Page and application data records
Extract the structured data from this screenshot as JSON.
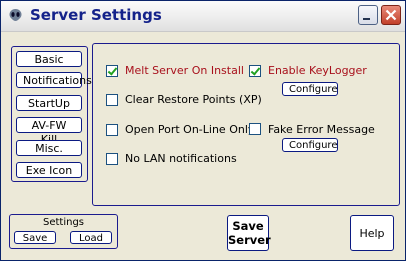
{
  "window": {
    "title": "Server Settings"
  },
  "nav": [
    "Basic",
    "Notifications",
    "StartUp",
    "AV-FW Kill",
    "Misc.",
    "Exe Icon"
  ],
  "options": [
    {
      "label": "Melt Server On Install",
      "checked": true
    },
    {
      "label": "Enable KeyLogger",
      "checked": true
    },
    {
      "label": "Clear Restore Points (XP)",
      "checked": false
    },
    {
      "label": "Open Port On-Line Only",
      "checked": false
    },
    {
      "label": "Fake Error Message",
      "checked": false
    },
    {
      "label": "No LAN notifications",
      "checked": false
    }
  ],
  "configure_label": "Configure",
  "settings": {
    "title": "Settings",
    "save": "Save",
    "load": "Load"
  },
  "save_server": {
    "line1": "Save",
    "line2": "Server"
  },
  "help": "Help",
  "colors": {
    "border": "#1b1b8e",
    "highlight_text": "#a8101c",
    "check": "#21a121"
  }
}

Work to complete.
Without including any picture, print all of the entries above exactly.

Task response.
Extract the structured data from this screenshot as JSON.
{
  "window": {
    "title": "Server Settings"
  },
  "nav": [
    "Basic",
    "Notifications",
    "StartUp",
    "AV-FW Kill",
    "Misc.",
    "Exe Icon"
  ],
  "options": [
    {
      "label": "Melt Server On Install",
      "checked": true
    },
    {
      "label": "Enable KeyLogger",
      "checked": true
    },
    {
      "label": "Clear Restore Points (XP)",
      "checked": false
    },
    {
      "label": "Open Port On-Line Only",
      "checked": false
    },
    {
      "label": "Fake Error Message",
      "checked": false
    },
    {
      "label": "No LAN notifications",
      "checked": false
    }
  ],
  "configure_label": "Configure",
  "settings": {
    "title": "Settings",
    "save": "Save",
    "load": "Load"
  },
  "save_server": {
    "line1": "Save",
    "line2": "Server"
  },
  "help": "Help",
  "colors": {
    "border": "#1b1b8e",
    "highlight_text": "#a8101c",
    "check": "#21a121"
  }
}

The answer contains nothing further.